A marine captain, four other marines and two civilian guides were killed in the attack Thursday afternoon in the department of Ayacucho when rebels opened fire after they stopped to take a break in a clearing, said an army officer who asked not to be identified.
The attack was another strong sign of a resurgence in Shining Path activity. Last month, 71 pipeline workers were kidnapped by guerrillas at a remote pipeline construction in Ayacucho. They were released a day later.
Since then, some 20 military patrols have been combing the thick jungle-covered gorges in search of the kidnappers. One soldier has been killed and at least two wounding on patrols.
The patrol had been inserted by helicopter early Thursday after intelligence reports indicated that rebels had been spotted buying supplies across the river in the village of Matucana, the officer said.

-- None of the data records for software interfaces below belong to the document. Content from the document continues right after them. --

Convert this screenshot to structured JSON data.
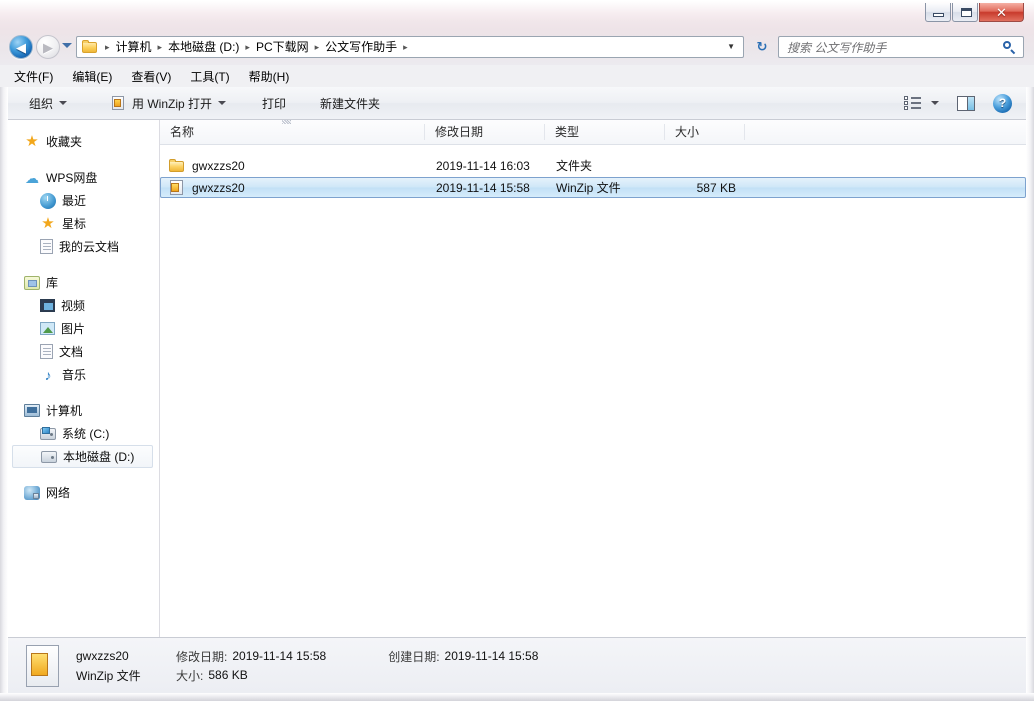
{
  "window": {
    "minimize_label": "–",
    "maximize_label": "□",
    "close_label": "✕"
  },
  "address": {
    "back_glyph": "◀",
    "forward_glyph": "▶",
    "crumbs": [
      "计算机",
      "本地磁盘 (D:)",
      "PC下载网",
      "公文写作助手"
    ],
    "separator": "▸",
    "dropdown_glyph": "▼",
    "refresh_glyph": "↻"
  },
  "search": {
    "placeholder": "搜索 公文写作助手"
  },
  "menubar": {
    "items": [
      {
        "label": "文件(F)"
      },
      {
        "label": "编辑(E)"
      },
      {
        "label": "查看(V)"
      },
      {
        "label": "工具(T)"
      },
      {
        "label": "帮助(H)"
      }
    ]
  },
  "toolbar": {
    "organize_label": "组织",
    "openwith_label": "用 WinZip 打开",
    "print_label": "打印",
    "newfolder_label": "新建文件夹",
    "help_label": "?"
  },
  "sidebar": {
    "items": [
      {
        "label": "收藏夹",
        "icon": "star-icon",
        "level": "root"
      },
      {
        "label": "WPS网盘",
        "icon": "cloud-icon",
        "level": "root"
      },
      {
        "label": "最近",
        "icon": "clock-icon",
        "level": "child"
      },
      {
        "label": "星标",
        "icon": "star-icon",
        "level": "child"
      },
      {
        "label": "我的云文档",
        "icon": "document-icon",
        "level": "child"
      },
      {
        "label": "库",
        "icon": "library-icon",
        "level": "root"
      },
      {
        "label": "视频",
        "icon": "video-icon",
        "level": "child"
      },
      {
        "label": "图片",
        "icon": "picture-icon",
        "level": "child"
      },
      {
        "label": "文档",
        "icon": "document-icon",
        "level": "child"
      },
      {
        "label": "音乐",
        "icon": "music-icon",
        "level": "child"
      },
      {
        "label": "计算机",
        "icon": "computer-icon",
        "level": "root"
      },
      {
        "label": "系统 (C:)",
        "icon": "harddisk-windows-icon",
        "level": "child"
      },
      {
        "label": "本地磁盘 (D:)",
        "icon": "harddisk-icon",
        "level": "child",
        "selected": true
      },
      {
        "label": "网络",
        "icon": "network-icon",
        "level": "root"
      }
    ]
  },
  "filelist": {
    "columns": [
      {
        "label": "名称"
      },
      {
        "label": "修改日期"
      },
      {
        "label": "类型"
      },
      {
        "label": "大小"
      }
    ],
    "rows": [
      {
        "name": "gwxzzs20",
        "modified": "2019-11-14 16:03",
        "type": "文件夹",
        "size": "",
        "icon": "folder-icon",
        "selected": false
      },
      {
        "name": "gwxzzs20",
        "modified": "2019-11-14 15:58",
        "type": "WinZip 文件",
        "size": "587 KB",
        "icon": "winzip-file-icon",
        "selected": true
      }
    ]
  },
  "details": {
    "name": "gwxzzs20",
    "type": "WinZip 文件",
    "modified_label": "修改日期:",
    "modified_value": "2019-11-14 15:58",
    "created_label": "创建日期:",
    "created_value": "2019-11-14 15:58",
    "size_label": "大小:",
    "size_value": "586 KB"
  },
  "colors": {
    "selection_border": "#7da2ce",
    "selection_fill": "#c2e0f6",
    "accent_blue": "#1667b4",
    "close_red": "#c83a2c",
    "folder_yellow": "#fcd264"
  }
}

The guerrillas attacked the marines in a clearing outside Matucana after the patrol stopped for rations, with many of the soldiers putting down their weapons to eat.
"Bullets were coming in from every direction," the officer told The Associated Press outside the Pichari counterinsurgency base in this ramshackle village of thatched huts and tin roofed shacks on the Apurimac River, about 220 miles southeast of Lima.
Scrambling in the chaos to return fire, the marines were unable to see the rebels, who were hidden in the shadows and thick underbrush, the army officer said. It was unknown, but unlikely that any guerrillas were killed, he said.
The wounded were evacuated by helicopter to the city of Ayacucho Thursday and then flown by military plane to Lima for treatment, the army officer said. Ayacucho, about 200 miles southeast of Lima in the Andes Mountains, is the birthplace of the Shining Path.
Local community self defense leaders — known as "ronderos" — have said that the rebels are now using new, modern weapons. During the height of their campaign in the late 1980s and early 1990s, the guerrillas relied on secondhand weapons stolen from police and soldiers.
The Shining Path launched its armed conflict in 1980 after a decade of planning. By the early 1990s the group almost brought the Peruvian government to its knees, assassinating mayors and peasants unwilling to support them in the countryside and waging a car-bomb campaign in Lima.
The violence dropped significantly with the capture of founder Abimael Guzman in 1992.
In October 1999, three army officers and a military pilot were killed when about 60 rebels opened fire on their helicopter as it landed in a jungle clearing in the same general region.
Fighting has left about 30,000 dead since 1980, including soldiers, rebels and civilians.